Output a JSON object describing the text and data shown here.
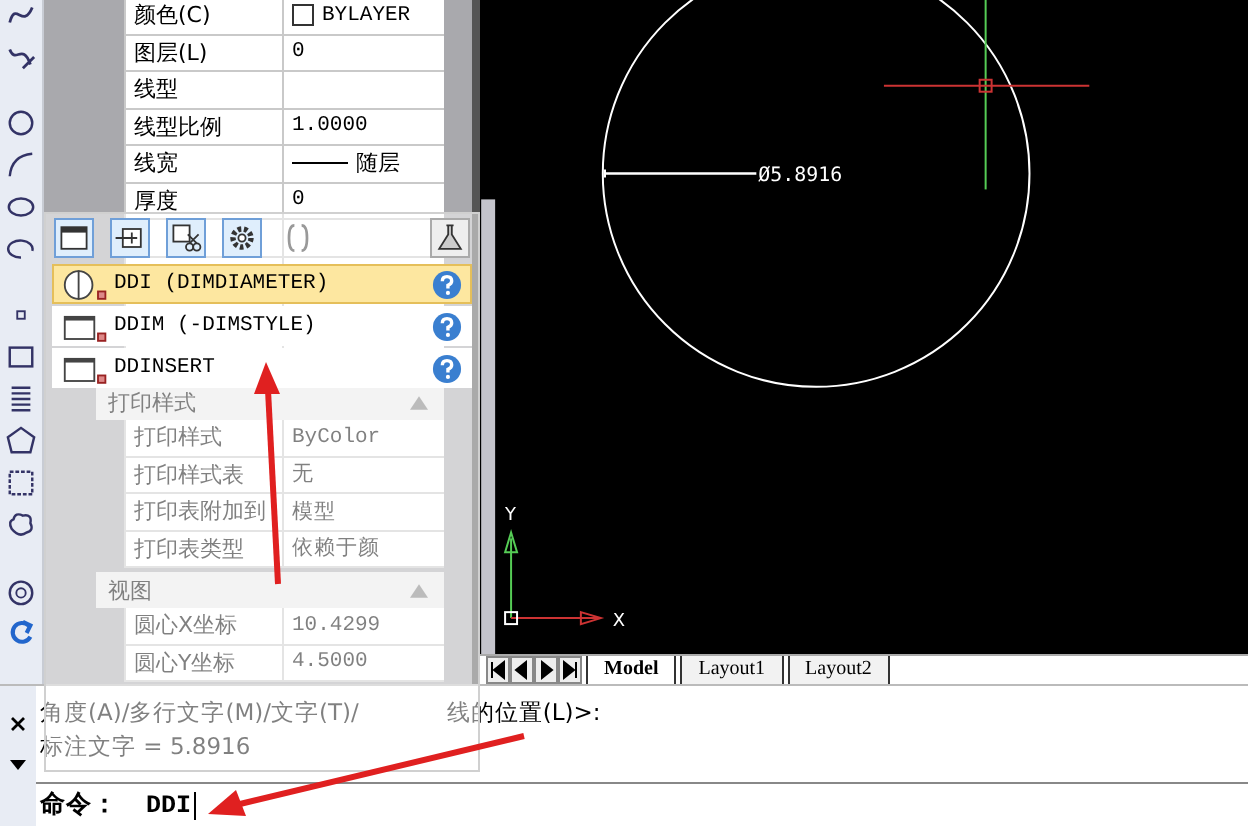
{
  "properties": [
    {
      "kind": "swatch",
      "label": "颜色(C)",
      "value": "BYLAYER"
    },
    {
      "kind": "row",
      "label": "图层(L)",
      "value": "0"
    },
    {
      "kind": "row",
      "label": "线型"
    },
    {
      "kind": "row",
      "label": "线型比例",
      "value": "1.0000"
    },
    {
      "kind": "lineweight",
      "label": "线宽",
      "value": "随层"
    },
    {
      "kind": "row",
      "label": "厚度",
      "value": "0"
    },
    {
      "kind": "row"
    },
    {
      "kind": "row"
    },
    {
      "kind": "row"
    },
    {
      "kind": "row"
    },
    {
      "kind": "section",
      "label": "打印样式",
      "expanded": true
    },
    {
      "kind": "row",
      "label": "打印样式",
      "value": "ByColor"
    },
    {
      "kind": "row",
      "label": "打印样式表",
      "value": "无"
    },
    {
      "kind": "row",
      "label": "打印表附加到",
      "value": "模型"
    },
    {
      "kind": "row",
      "label": "打印表类型",
      "value": "依赖于颜"
    },
    {
      "kind": "section",
      "label": "视图",
      "expanded": true
    },
    {
      "kind": "row",
      "label": "圆心X坐标",
      "value": "10.4299"
    },
    {
      "kind": "row",
      "label": "圆心Y坐标",
      "value": "4.5000"
    }
  ],
  "command_suggestions": [
    {
      "kind": "diameter",
      "label": "DDI (DIMDIAMETER)",
      "selected": true
    },
    {
      "kind": "dialog",
      "label": "DDIM (-DIMSTYLE)",
      "selected": false
    },
    {
      "kind": "dialog",
      "label": "DDINSERT",
      "selected": false
    }
  ],
  "drawing": {
    "dimension_text": "Ø5.8916",
    "y_axis_label": "Y",
    "x_axis_label": "X"
  },
  "layout_tabs": [
    {
      "label": "Model",
      "selected": true
    },
    {
      "label": "Layout1",
      "selected": false
    },
    {
      "label": "Layout2",
      "selected": false
    }
  ],
  "command_window": {
    "history": [
      [
        "角度(A)/多行文字(M)/文字(T)/",
        "线的位置(L)>:"
      ],
      [
        "标注文字 = 5.8916"
      ]
    ],
    "prompt": "命令：",
    "input": "DDI"
  }
}
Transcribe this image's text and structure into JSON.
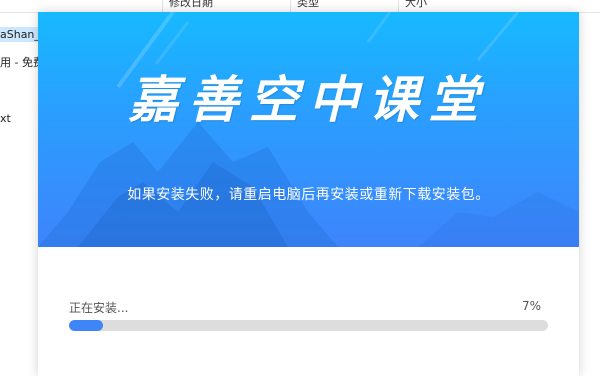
{
  "explorer": {
    "columns": [
      "修改日期",
      "类型",
      "大小"
    ],
    "files": [
      "aShan_A",
      "用 - 免费",
      "xt"
    ]
  },
  "installer": {
    "logo_text": "嘉善空中课堂",
    "hint_text": "如果安装失败，请重启电脑后再安装或重新下载安装包。",
    "status_label": "正在安装...",
    "percent_text": "7%",
    "progress": 0.07,
    "colors": {
      "accent": "#3e86f8",
      "banner_top": "#17b9ff",
      "banner_bottom": "#3e84fb",
      "track": "#dddddd"
    }
  }
}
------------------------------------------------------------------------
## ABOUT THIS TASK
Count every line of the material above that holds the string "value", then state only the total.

## WRITTEN SOLUTION
11